**Your instructions**
Reproduce each line below precisely. Drop the pictures.

**Records for this exercise**
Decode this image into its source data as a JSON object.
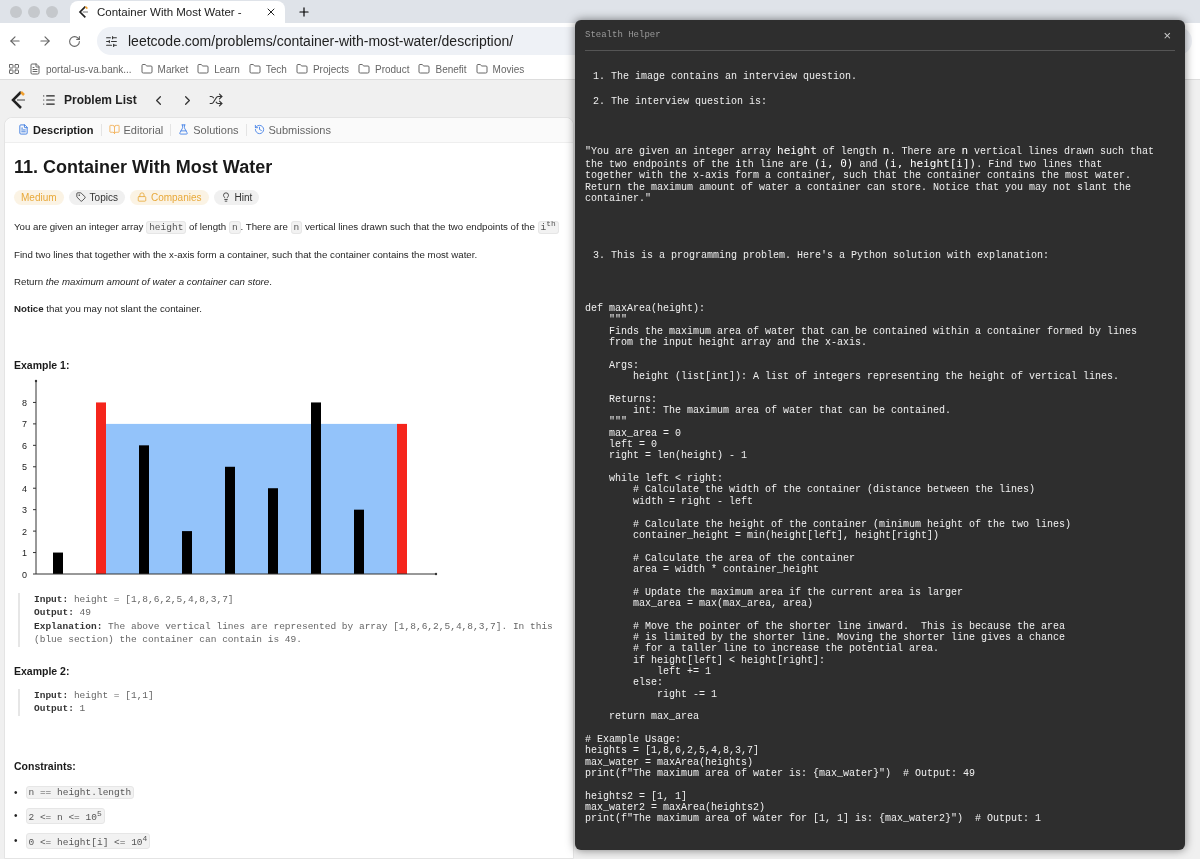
{
  "browser": {
    "tab_title": "Container With Most Water -",
    "url": "leetcode.com/problems/container-with-most-water/description/",
    "bookmarks": [
      {
        "label": "portal-us-va.bank...",
        "kind": "page"
      },
      {
        "label": "Market",
        "kind": "folder"
      },
      {
        "label": "Learn",
        "kind": "folder"
      },
      {
        "label": "Tech",
        "kind": "folder"
      },
      {
        "label": "Projects",
        "kind": "folder"
      },
      {
        "label": "Product",
        "kind": "folder"
      },
      {
        "label": "Benefit",
        "kind": "folder"
      },
      {
        "label": "Movies",
        "kind": "folder"
      }
    ]
  },
  "app_header": {
    "label": "Problem List"
  },
  "tabs": [
    {
      "label": "Description",
      "kind": "description",
      "selected": true
    },
    {
      "label": "Editorial",
      "kind": "editorial",
      "selected": false
    },
    {
      "label": "Solutions",
      "kind": "solutions",
      "selected": false
    },
    {
      "label": "Submissions",
      "kind": "submissions",
      "selected": false
    }
  ],
  "problem": {
    "title": "11. Container With Most Water",
    "tags": [
      {
        "label": "Medium",
        "kind": "difficulty"
      },
      {
        "label": "Topics",
        "kind": "topics"
      },
      {
        "label": "Companies",
        "kind": "companies"
      },
      {
        "label": "Hint",
        "kind": "hint"
      }
    ],
    "description": [
      [
        {
          "kind": "text",
          "text": "You are given an integer array "
        },
        {
          "kind": "code",
          "text": "height"
        },
        {
          "kind": "text",
          "text": " of length "
        },
        {
          "kind": "code",
          "text": "n"
        },
        {
          "kind": "text",
          "text": ". There are "
        },
        {
          "kind": "code",
          "text": "n"
        },
        {
          "kind": "text",
          "text": " vertical lines drawn such that the two endpoints of the "
        },
        {
          "kind": "code",
          "text": "i$^{th}$"
        }
      ],
      [
        {
          "kind": "text",
          "text": "Find two lines that together with the x-axis form a container, such that the container contains the most water."
        }
      ],
      [
        {
          "kind": "text",
          "text": "Return *the maximum amount of water a container can store*."
        }
      ],
      [
        {
          "kind": "text",
          "text": "**Notice** that you may not slant the container."
        }
      ]
    ],
    "examples": [
      {
        "title": "Example 1:",
        "kind": "chart",
        "chart_data": {
          "type": "bar",
          "ylim": [
            0,
            9
          ],
          "yticks": [
            0,
            1,
            2,
            3,
            4,
            5,
            6,
            7,
            8
          ],
          "series": [
            {
              "color": "#000000",
              "values": [
                1,
                null,
                6,
                2,
                5,
                4,
                8,
                3,
                null
              ]
            },
            {
              "color": "#f5251c",
              "values": [
                null,
                8,
                null,
                null,
                null,
                null,
                null,
                null,
                7
              ]
            }
          ]
        },
        "lines": [
          "**Input:** height = [1,8,6,2,5,4,8,3,7]",
          "**Output:** 49",
          "**Explanation:** The above vertical lines are represented by array [1,8,6,2,5,4,8,3,7]. In this",
          "(blue section) the container can contain is 49."
        ]
      },
      {
        "title": "Example 2:",
        "kind": "plain",
        "lines": [
          "**Input:** height = [1,1]",
          "**Output:** 1"
        ]
      }
    ],
    "constraints_title": "Constraints:",
    "constraints": [
      {
        "marker": "•",
        "text": "n == height.length"
      },
      {
        "marker": "•",
        "text": "2 <= n <= 10$^{5}$"
      },
      {
        "marker": "•",
        "text": "0 <= height[i] <= 10$^{4}$"
      }
    ]
  },
  "helper": {
    "title": "Stealth Helper",
    "close": "×",
    "items": [
      {
        "number": "1.",
        "text": "The image contains an interview question."
      },
      {
        "number": "2.",
        "text": "The interview question is:"
      }
    ],
    "quote": "\"You are given an integer array **height** of length **n**. There are **n** vertical lines drawn such that the two endpoints of the **i**th line are **(i, 0)** and **(i, height[i])**. Find two lines that together with the x-axis form a container, such that the container contains the most water. Return the maximum amount of water a container can store. Notice that you may not slant the container.\"",
    "item3": {
      "number": "3.",
      "text": "This is a programming problem. Here's a Python solution with explanation:"
    },
    "code": "def maxArea(height):\n    \"\"\"\n    Finds the maximum area of water that can be contained within a container formed by lines\n    from the input height array and the x-axis.\n\n    Args:\n        height (list[int]): A list of integers representing the height of vertical lines.\n\n    Returns:\n        int: The maximum area of water that can be contained.\n    \"\"\"\n    max_area = 0\n    left = 0\n    right = len(height) - 1\n\n    while left < right:\n        # Calculate the width of the container (distance between the lines)\n        width = right - left\n\n        # Calculate the height of the container (minimum height of the two lines)\n        container_height = min(height[left], height[right])\n\n        # Calculate the area of the container\n        area = width * container_height\n\n        # Update the maximum area if the current area is larger\n        max_area = max(max_area, area)\n\n        # Move the pointer of the shorter line inward.  This is because the area\n        # is limited by the shorter line. Moving the shorter line gives a chance\n        # for a taller line to increase the potential area.\n        if height[left] < height[right]:\n            left += 1\n        else:\n            right -= 1\n\n    return max_area\n\n# Example Usage:\nheights = [1,8,6,2,5,4,8,3,7]\nmax_water = maxArea(heights)\nprint(f\"The maximum area of water is: {max_water}\")  # Output: 49\n\nheights2 = [1, 1]\nmax_water2 = maxArea(heights2)\nprint(f\"The maximum area of water for [1, 1] is: {max_water2}\")  # Output: 1"
  }
}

**Response to this task**
Decode this image into its source data as a JSON object.
{
  "browser": {
    "tab_title": "Container With Most Water -",
    "url": "leetcode.com/problems/container-with-most-water/description/",
    "bookmarks": [
      {
        "label": "portal-us-va.bank...",
        "kind": "page"
      },
      {
        "label": "Market",
        "kind": "folder"
      },
      {
        "label": "Learn",
        "kind": "folder"
      },
      {
        "label": "Tech",
        "kind": "folder"
      },
      {
        "label": "Projects",
        "kind": "folder"
      },
      {
        "label": "Product",
        "kind": "folder"
      },
      {
        "label": "Benefit",
        "kind": "folder"
      },
      {
        "label": "Movies",
        "kind": "folder"
      }
    ]
  },
  "app_header": {
    "label": "Problem List"
  },
  "tabs": [
    {
      "label": "Description",
      "kind": "description",
      "selected": true
    },
    {
      "label": "Editorial",
      "kind": "editorial",
      "selected": false
    },
    {
      "label": "Solutions",
      "kind": "solutions",
      "selected": false
    },
    {
      "label": "Submissions",
      "kind": "submissions",
      "selected": false
    }
  ],
  "problem": {
    "title": "11. Container With Most Water",
    "tags": [
      {
        "label": "Medium",
        "kind": "difficulty"
      },
      {
        "label": "Topics",
        "kind": "topics"
      },
      {
        "label": "Companies",
        "kind": "companies"
      },
      {
        "label": "Hint",
        "kind": "hint"
      }
    ],
    "description": [
      [
        {
          "kind": "text",
          "text": "You are given an integer array "
        },
        {
          "kind": "code",
          "text": "height"
        },
        {
          "kind": "text",
          "text": " of length "
        },
        {
          "kind": "code",
          "text": "n"
        },
        {
          "kind": "text",
          "text": ". There are "
        },
        {
          "kind": "code",
          "text": "n"
        },
        {
          "kind": "text",
          "text": " vertical lines drawn such that the two endpoints of the "
        },
        {
          "kind": "code",
          "text": "i$^{th}$"
        }
      ],
      [
        {
          "kind": "text",
          "text": "Find two lines that together with the x-axis form a container, such that the container contains the most water."
        }
      ],
      [
        {
          "kind": "text",
          "text": "Return *the maximum amount of water a container can store*."
        }
      ],
      [
        {
          "kind": "text",
          "text": "**Notice** that you may not slant the container."
        }
      ]
    ],
    "examples": [
      {
        "title": "Example 1:",
        "kind": "chart",
        "chart_data": {
          "type": "bar",
          "ylim": [
            0,
            9
          ],
          "yticks": [
            0,
            1,
            2,
            3,
            4,
            5,
            6,
            7,
            8
          ],
          "series": [
            {
              "color": "#000000",
              "values": [
                1,
                null,
                6,
                2,
                5,
                4,
                8,
                3,
                null
              ]
            },
            {
              "color": "#f5251c",
              "values": [
                null,
                8,
                null,
                null,
                null,
                null,
                null,
                null,
                7
              ]
            }
          ]
        },
        "lines": [
          "**Input:** height = [1,8,6,2,5,4,8,3,7]",
          "**Output:** 49",
          "**Explanation:** The above vertical lines are represented by array [1,8,6,2,5,4,8,3,7]. In this",
          "(blue section) the container can contain is 49."
        ]
      },
      {
        "title": "Example 2:",
        "kind": "plain",
        "lines": [
          "**Input:** height = [1,1]",
          "**Output:** 1"
        ]
      }
    ],
    "constraints_title": "Constraints:",
    "constraints": [
      {
        "marker": "•",
        "text": "n == height.length"
      },
      {
        "marker": "•",
        "text": "2 <= n <= 10$^{5}$"
      },
      {
        "marker": "•",
        "text": "0 <= height[i] <= 10$^{4}$"
      }
    ]
  },
  "helper": {
    "title": "Stealth Helper",
    "close": "×",
    "items": [
      {
        "number": "1.",
        "text": "The image contains an interview question."
      },
      {
        "number": "2.",
        "text": "The interview question is:"
      }
    ],
    "quote": "\"You are given an integer array **height** of length **n**. There are **n** vertical lines drawn such that the two endpoints of the **i**th line are **(i, 0)** and **(i, height[i])**. Find two lines that together with the x-axis form a container, such that the container contains the most water. Return the maximum amount of water a container can store. Notice that you may not slant the container.\"",
    "item3": {
      "number": "3.",
      "text": "This is a programming problem. Here's a Python solution with explanation:"
    },
    "code": "def maxArea(height):\n    \"\"\"\n    Finds the maximum area of water that can be contained within a container formed by lines\n    from the input height array and the x-axis.\n\n    Args:\n        height (list[int]): A list of integers representing the height of vertical lines.\n\n    Returns:\n        int: The maximum area of water that can be contained.\n    \"\"\"\n    max_area = 0\n    left = 0\n    right = len(height) - 1\n\n    while left < right:\n        # Calculate the width of the container (distance between the lines)\n        width = right - left\n\n        # Calculate the height of the container (minimum height of the two lines)\n        container_height = min(height[left], height[right])\n\n        # Calculate the area of the container\n        area = width * container_height\n\n        # Update the maximum area if the current area is larger\n        max_area = max(max_area, area)\n\n        # Move the pointer of the shorter line inward.  This is because the area\n        # is limited by the shorter line. Moving the shorter line gives a chance\n        # for a taller line to increase the potential area.\n        if height[left] < height[right]:\n            left += 1\n        else:\n            right -= 1\n\n    return max_area\n\n# Example Usage:\nheights = [1,8,6,2,5,4,8,3,7]\nmax_water = maxArea(heights)\nprint(f\"The maximum area of water is: {max_water}\")  # Output: 49\n\nheights2 = [1, 1]\nmax_water2 = maxArea(heights2)\nprint(f\"The maximum area of water for [1, 1] is: {max_water2}\")  # Output: 1"
  }
}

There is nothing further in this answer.